↓↓↓

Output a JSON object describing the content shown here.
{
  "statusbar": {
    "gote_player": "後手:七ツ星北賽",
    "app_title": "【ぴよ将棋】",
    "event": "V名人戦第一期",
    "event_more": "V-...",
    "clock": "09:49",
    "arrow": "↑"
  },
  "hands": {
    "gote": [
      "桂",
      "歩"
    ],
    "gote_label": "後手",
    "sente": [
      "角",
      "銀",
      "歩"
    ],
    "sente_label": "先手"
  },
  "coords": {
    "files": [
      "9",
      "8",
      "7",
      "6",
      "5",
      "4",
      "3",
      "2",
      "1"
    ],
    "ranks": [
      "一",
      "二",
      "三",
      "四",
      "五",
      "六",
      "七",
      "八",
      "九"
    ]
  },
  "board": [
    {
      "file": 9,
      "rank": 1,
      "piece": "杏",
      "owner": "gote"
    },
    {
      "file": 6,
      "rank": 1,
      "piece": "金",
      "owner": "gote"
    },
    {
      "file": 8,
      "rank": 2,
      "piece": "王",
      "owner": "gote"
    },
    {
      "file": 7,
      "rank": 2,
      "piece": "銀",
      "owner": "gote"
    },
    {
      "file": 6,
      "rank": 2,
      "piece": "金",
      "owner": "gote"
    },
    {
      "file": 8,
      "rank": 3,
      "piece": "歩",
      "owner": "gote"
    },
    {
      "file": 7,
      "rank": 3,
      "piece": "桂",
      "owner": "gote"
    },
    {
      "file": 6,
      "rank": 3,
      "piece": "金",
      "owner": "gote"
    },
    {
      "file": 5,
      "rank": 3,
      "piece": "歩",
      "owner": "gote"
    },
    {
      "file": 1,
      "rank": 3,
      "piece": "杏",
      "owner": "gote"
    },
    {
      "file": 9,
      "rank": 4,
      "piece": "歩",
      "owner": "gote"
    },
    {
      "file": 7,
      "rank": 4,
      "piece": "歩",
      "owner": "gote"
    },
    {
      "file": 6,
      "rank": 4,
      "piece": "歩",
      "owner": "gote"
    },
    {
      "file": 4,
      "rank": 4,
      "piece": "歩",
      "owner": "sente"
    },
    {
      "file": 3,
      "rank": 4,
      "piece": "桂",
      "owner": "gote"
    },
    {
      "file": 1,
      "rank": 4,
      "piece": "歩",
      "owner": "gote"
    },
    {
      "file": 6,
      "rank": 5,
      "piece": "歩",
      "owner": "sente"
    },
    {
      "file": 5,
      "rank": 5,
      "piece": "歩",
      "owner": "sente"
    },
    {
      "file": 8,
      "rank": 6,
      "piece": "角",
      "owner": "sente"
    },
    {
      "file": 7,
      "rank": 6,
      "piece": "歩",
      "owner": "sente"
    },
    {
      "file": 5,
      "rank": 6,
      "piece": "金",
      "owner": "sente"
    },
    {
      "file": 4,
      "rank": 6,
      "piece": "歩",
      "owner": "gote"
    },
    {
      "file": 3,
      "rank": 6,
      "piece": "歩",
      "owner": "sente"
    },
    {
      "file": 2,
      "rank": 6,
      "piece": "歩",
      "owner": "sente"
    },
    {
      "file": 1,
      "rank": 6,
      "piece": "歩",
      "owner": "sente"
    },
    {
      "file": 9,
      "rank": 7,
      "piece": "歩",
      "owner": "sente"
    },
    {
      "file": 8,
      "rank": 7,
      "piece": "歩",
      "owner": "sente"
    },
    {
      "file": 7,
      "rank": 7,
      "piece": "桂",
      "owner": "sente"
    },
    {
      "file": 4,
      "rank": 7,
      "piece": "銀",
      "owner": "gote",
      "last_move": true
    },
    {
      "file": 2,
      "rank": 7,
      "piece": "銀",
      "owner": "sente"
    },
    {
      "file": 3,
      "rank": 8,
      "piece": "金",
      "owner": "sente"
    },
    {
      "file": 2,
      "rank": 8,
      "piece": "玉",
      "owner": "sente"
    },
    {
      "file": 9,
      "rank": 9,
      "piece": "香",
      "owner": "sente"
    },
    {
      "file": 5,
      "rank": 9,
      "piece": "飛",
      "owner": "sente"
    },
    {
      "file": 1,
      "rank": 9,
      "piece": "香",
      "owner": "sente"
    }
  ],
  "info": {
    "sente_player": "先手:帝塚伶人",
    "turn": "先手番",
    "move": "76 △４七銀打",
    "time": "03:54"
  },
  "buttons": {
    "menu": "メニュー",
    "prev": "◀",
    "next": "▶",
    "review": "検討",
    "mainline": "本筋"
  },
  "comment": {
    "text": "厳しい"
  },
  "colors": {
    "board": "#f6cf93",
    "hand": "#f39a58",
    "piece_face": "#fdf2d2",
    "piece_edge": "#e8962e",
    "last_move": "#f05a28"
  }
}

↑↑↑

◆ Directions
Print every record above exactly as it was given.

◆ Solution to the exercise
Output a JSON object describing the content shown here.
{
  "statusbar": {
    "gote_player": "後手:七ツ星北賽",
    "app_title": "【ぴよ将棋】",
    "event": "V名人戦第一期",
    "event_more": "V-...",
    "clock": "09:49",
    "arrow": "↑"
  },
  "hands": {
    "gote": [
      "桂",
      "歩"
    ],
    "gote_label": "後手",
    "sente": [
      "角",
      "銀",
      "歩"
    ],
    "sente_label": "先手"
  },
  "coords": {
    "files": [
      "9",
      "8",
      "7",
      "6",
      "5",
      "4",
      "3",
      "2",
      "1"
    ],
    "ranks": [
      "一",
      "二",
      "三",
      "四",
      "五",
      "六",
      "七",
      "八",
      "九"
    ]
  },
  "board": [
    {
      "file": 9,
      "rank": 1,
      "piece": "杏",
      "owner": "gote"
    },
    {
      "file": 6,
      "rank": 1,
      "piece": "金",
      "owner": "gote"
    },
    {
      "file": 8,
      "rank": 2,
      "piece": "王",
      "owner": "gote"
    },
    {
      "file": 7,
      "rank": 2,
      "piece": "銀",
      "owner": "gote"
    },
    {
      "file": 6,
      "rank": 2,
      "piece": "金",
      "owner": "gote"
    },
    {
      "file": 8,
      "rank": 3,
      "piece": "歩",
      "owner": "gote"
    },
    {
      "file": 7,
      "rank": 3,
      "piece": "桂",
      "owner": "gote"
    },
    {
      "file": 6,
      "rank": 3,
      "piece": "金",
      "owner": "gote"
    },
    {
      "file": 5,
      "rank": 3,
      "piece": "歩",
      "owner": "gote"
    },
    {
      "file": 1,
      "rank": 3,
      "piece": "杏",
      "owner": "gote"
    },
    {
      "file": 9,
      "rank": 4,
      "piece": "歩",
      "owner": "gote"
    },
    {
      "file": 7,
      "rank": 4,
      "piece": "歩",
      "owner": "gote"
    },
    {
      "file": 6,
      "rank": 4,
      "piece": "歩",
      "owner": "gote"
    },
    {
      "file": 4,
      "rank": 4,
      "piece": "歩",
      "owner": "sente"
    },
    {
      "file": 3,
      "rank": 4,
      "piece": "桂",
      "owner": "gote"
    },
    {
      "file": 1,
      "rank": 4,
      "piece": "歩",
      "owner": "gote"
    },
    {
      "file": 6,
      "rank": 5,
      "piece": "歩",
      "owner": "sente"
    },
    {
      "file": 5,
      "rank": 5,
      "piece": "歩",
      "owner": "sente"
    },
    {
      "file": 8,
      "rank": 6,
      "piece": "角",
      "owner": "sente"
    },
    {
      "file": 7,
      "rank": 6,
      "piece": "歩",
      "owner": "sente"
    },
    {
      "file": 5,
      "rank": 6,
      "piece": "金",
      "owner": "sente"
    },
    {
      "file": 4,
      "rank": 6,
      "piece": "歩",
      "owner": "gote"
    },
    {
      "file": 3,
      "rank": 6,
      "piece": "歩",
      "owner": "sente"
    },
    {
      "file": 2,
      "rank": 6,
      "piece": "歩",
      "owner": "sente"
    },
    {
      "file": 1,
      "rank": 6,
      "piece": "歩",
      "owner": "sente"
    },
    {
      "file": 9,
      "rank": 7,
      "piece": "歩",
      "owner": "sente"
    },
    {
      "file": 8,
      "rank": 7,
      "piece": "歩",
      "owner": "sente"
    },
    {
      "file": 7,
      "rank": 7,
      "piece": "桂",
      "owner": "sente"
    },
    {
      "file": 4,
      "rank": 7,
      "piece": "銀",
      "owner": "gote",
      "last_move": true
    },
    {
      "file": 2,
      "rank": 7,
      "piece": "銀",
      "owner": "sente"
    },
    {
      "file": 3,
      "rank": 8,
      "piece": "金",
      "owner": "sente"
    },
    {
      "file": 2,
      "rank": 8,
      "piece": "玉",
      "owner": "sente"
    },
    {
      "file": 9,
      "rank": 9,
      "piece": "香",
      "owner": "sente"
    },
    {
      "file": 5,
      "rank": 9,
      "piece": "飛",
      "owner": "sente"
    },
    {
      "file": 1,
      "rank": 9,
      "piece": "香",
      "owner": "sente"
    }
  ],
  "info": {
    "sente_player": "先手:帝塚伶人",
    "turn": "先手番",
    "move": "76 △４七銀打",
    "time": "03:54"
  },
  "buttons": {
    "menu": "メニュー",
    "prev": "◀",
    "next": "▶",
    "review": "検討",
    "mainline": "本筋"
  },
  "comment": {
    "text": "厳しい"
  },
  "colors": {
    "board": "#f6cf93",
    "hand": "#f39a58",
    "piece_face": "#fdf2d2",
    "piece_edge": "#e8962e",
    "last_move": "#f05a28"
  }
}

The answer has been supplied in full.